Navigating Dental Emergencies: What You Need to Know


In the realm of health, emergencies can strike unexpectedly, and dental emergencies are no exception. From excruciating toothaches to sudden injuries, dental emergencies can be distressing and require prompt attention dental emergency to alleviate pain and prevent further complications. Understanding what constitutes a dental emergency and knowing how to respond can make all the difference in preserving dental health and well-being.

Identifying Dental Emergencies

A dental emergency encompasses a range of situations that require immediate dental care to address severe pain, bleeding, swelling, or trauma to the mouth or teeth. Here are some common scenarios that warrant urgent attention:

Severe Toothache: Persistent or intense tooth pain may indicate an underlying issue such as an infection, abscess, or dental trauma.
Knocked-Out Tooth: If a tooth gets knocked out due to injury or accident, quick action can sometimes save the tooth.
Broken or Chipped Tooth: Fractured or chipped teeth can cause pain and may expose nerves, leading to further complications.
Lost Filling or Crown: A lost filling or crown can leave the tooth vulnerable to damage and sensitivity.
Abscess or Infection: Swelling, pus, and fever can indicate an abscess or infection, which require immediate treatment to prevent spreading.

Immediate Steps to Take

In the event of a dental emergency, taking swift action can mitigate pain and prevent escalation. Here are some steps to follow:

Contact Your Dentist: Notify your dentist immediately, explaining the nature of the emergency. Many dental practices have provisions for urgent cases and can accommodate same-day appointments.
Manage Pain: Over-the-counter pain relievers can help alleviate discomfort temporarily. Avoid aspirin if there is bleeding, as it can exacerbate the issue.
Address Bleeding: If there’s bleeding due to injury, gently rinse your mouth with warm water and apply pressure to the affected area with a clean cloth or gauze.
Handle Knocked-Out Teeth Carefully: If a tooth is knocked out, handle it by the crown (top) rather than the root. Rinse it gently with water, but avoid scrubbing or removing any attached tissue. If possible, try to reinsert the tooth into its socket, holding it in place by gently biting down on a clean cloth. If reinsertion isn’t feasible, store the tooth in a container of milk or saliva to keep it moist while seeking dental care.
Control Swelling: Apply a cold compress or ice pack to the outside of the mouth or cheek to reduce swelling and numb pain.

Preventing Dental Emergencies

While some dental emergencies are unavoidable, taking proactive measures can minimize the risk:

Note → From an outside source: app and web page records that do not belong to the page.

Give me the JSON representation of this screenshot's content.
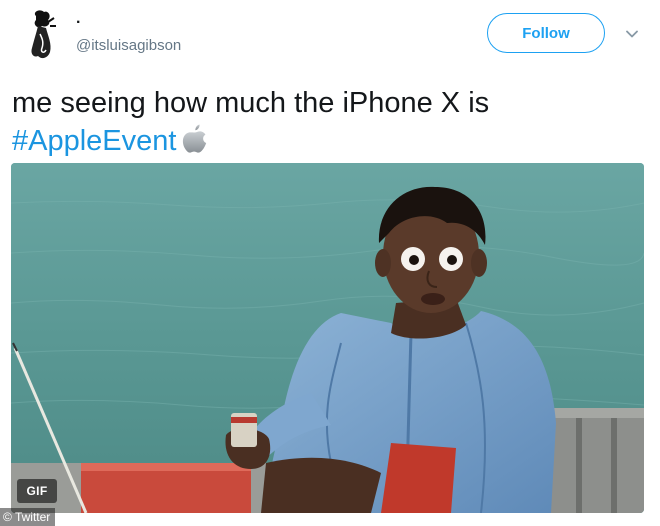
{
  "tweet": {
    "display_name": ".",
    "handle": "@itsluisagibson",
    "follow_label": "Follow",
    "text_line1": "me seeing how much the iPhone X is",
    "hashtag": "#AppleEvent",
    "emoji_icon": "apple-logo-icon",
    "media_badge": "GIF",
    "image_credit": "© Twitter"
  },
  "colors": {
    "accent": "#1da1f2",
    "hashtag": "#1b95e0",
    "secondary_text": "#657786",
    "primary_text": "#14171a"
  }
}
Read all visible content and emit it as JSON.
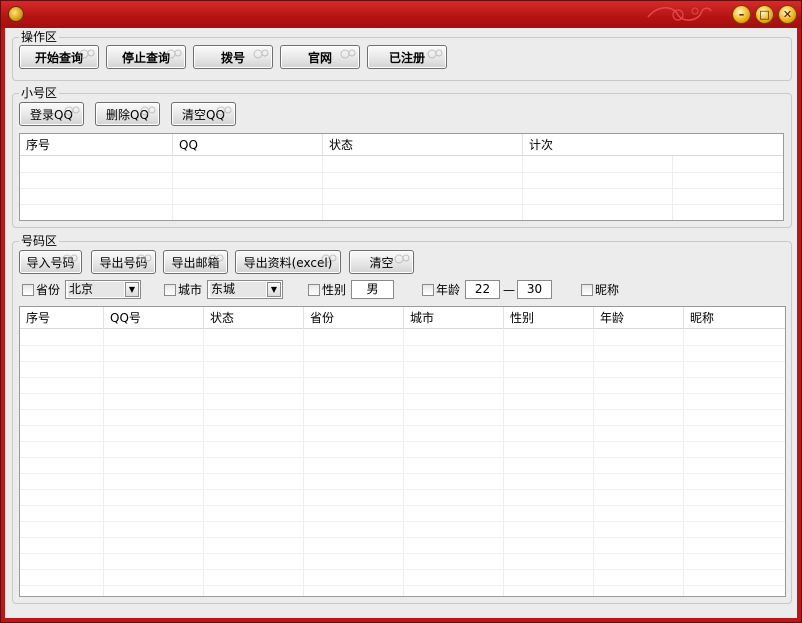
{
  "operation": {
    "title": "操作区",
    "buttons": [
      "开始查询",
      "停止查询",
      "拨号",
      "官网",
      "已注册"
    ]
  },
  "accounts": {
    "title": "小号区",
    "buttons": [
      "登录QQ",
      "删除QQ",
      "清空QQ"
    ],
    "columns": [
      "序号",
      "QQ",
      "状态",
      "计次"
    ]
  },
  "numbers": {
    "title": "号码区",
    "buttons": [
      "导入号码",
      "导出号码",
      "导出邮箱",
      "导出资料(excel)",
      "清空"
    ],
    "filters": {
      "province_label": "省份",
      "province_value": "北京",
      "city_label": "城市",
      "city_value": "东城",
      "gender_label": "性别",
      "gender_value": "男",
      "age_label": "年龄",
      "age_min": "22",
      "age_sep": "—",
      "age_max": "30",
      "nickname_label": "昵称"
    },
    "columns": [
      "序号",
      "QQ号",
      "状态",
      "省份",
      "城市",
      "性别",
      "年龄",
      "昵称"
    ]
  },
  "window": {
    "minimize": "–",
    "maximize": "□",
    "close": "✕"
  },
  "icons": {
    "app": "app-coin-icon",
    "button_ornament": "cloud-swirl-icon"
  },
  "colors": {
    "titlebar": "#c41e1e",
    "client": "#ececec",
    "window_button": "#f0b418"
  }
}
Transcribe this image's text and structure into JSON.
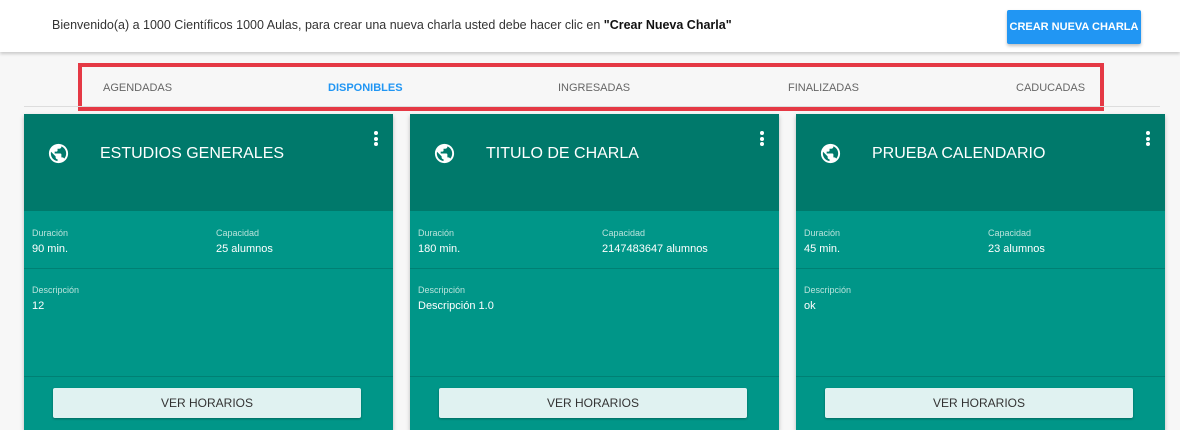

Maintain Oral Hygiene: Brushing twice a day, flossing daily, and attending regular dental check-ups can help prevent dental issues such as cavities and gum disease.
Use Protective Gear: Wear a mouthguard during sports or activities that pose a risk of dental injury.
Avoid Harmful Habits: Refrain from chewing hard objects like ice or using teeth as tools to avoid chipping or fracturing them.
Be Mindful of Diet: Limit sugary snacks and acidic beverages, as they can contribute to tooth decay and erosion.


Dental emergencies can be alarming, but knowing how to respond can alleviate stress and improve outcomes. Promptly seeking professional dental care and taking appropriate first-aid measures can minimize pain, prevent complications, and preserve dental health in the face of unexpected challenges. By staying vigilant and prioritizing oral hygiene, individuals can reduce the likelihood of encountering dental emergencies and enjoy healthier smiles for years to come.